West Virginia Gov. Earl Ray Tomblin issued a state of emergency Thursday night for 44 counties in the state. Friday, the death toll grew to 23 across the state, West Virginia Homeland Security confirmed.
Significant flooding occurred in and around the state's capital, Charleston, where at least three of the deaths have been reported. But the most fatalities occurred in rural Greenbrier County in the southeastern part of the state, where officials said 15 people were killed.
State officials said the flooding is likely going to be the worst West Virginia has seen in 100 years.
As the flood waters continue to rise, unforgettable images of Mother Nature's fury are being posted to social media. We gathered 10 that really capture the essence of the situation:

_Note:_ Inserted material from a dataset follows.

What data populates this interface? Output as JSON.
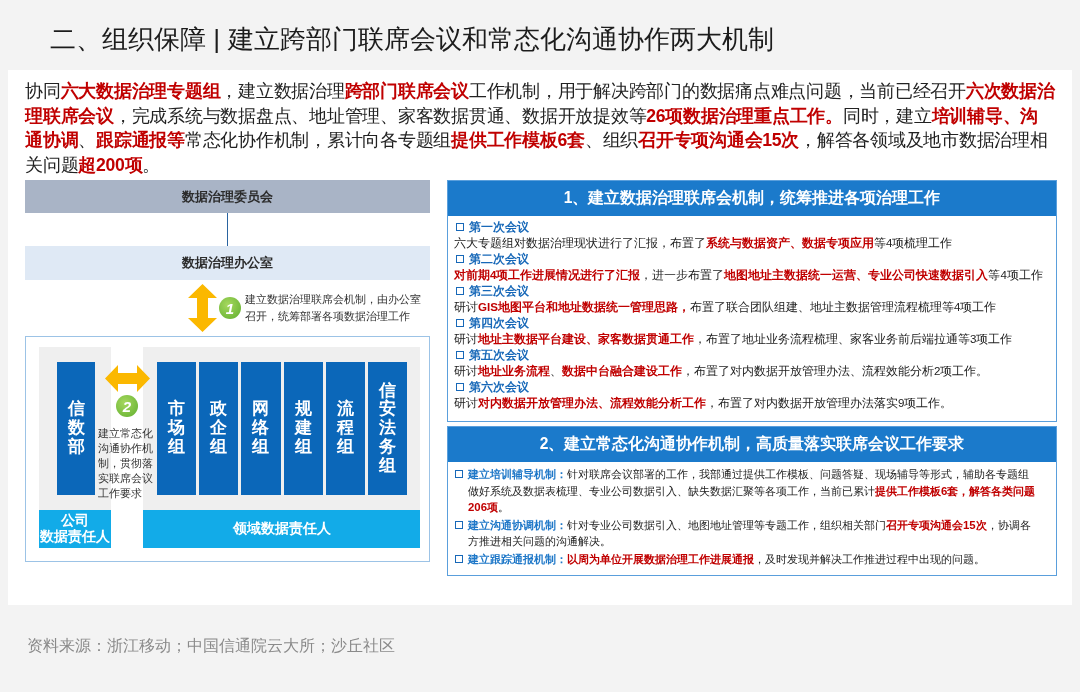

1. Roads turned into raging rivers in Richwood, a city northeast of Charleston:
2. Video shows the flood waters even carrying away a car:
3. And it left the entire town under water:
4. In White Sulphur Springs, a house being swept away by flood water caught fire:
5. A bridge that connects a shopping center to the main road collapsed Thursday night in Elkview, stranding hundreds of people:
Hundreds of ppl still stranded in shopping center after a bridge collapsed at an Elkview Shopping center last night. pic.twitter.com/A13W6FfpAS— Sam Owens (@SamOwensphoto) June 24, 2016
6. The very top of a roof of a home in Clendenin is spotted amid flood waters:
A view of a home in Clendenin from I-79 pic.twitter.com/LTFQnDm0nQ— Spencer Daily (@Spencer_Daily) June 24, 2016
7. The disaster is something that the young will likely never forget. This is also in Richwood:
8. The flood waters are unavoidable, filling every low-lying area:
9. The Greenbrier Resort's prestigious golf course was totally under water. This is a before and after photo:
10. With so much of the region impacted, it appears it's going to be long cleanup process for all affected:
And the worst isn't over yet for some parts of the state. The Kanawha River, which runs through Charleston, is rising and is expected to reach levels not seen in more than 50 years.
The National Guard has been called up to assist with the disaster.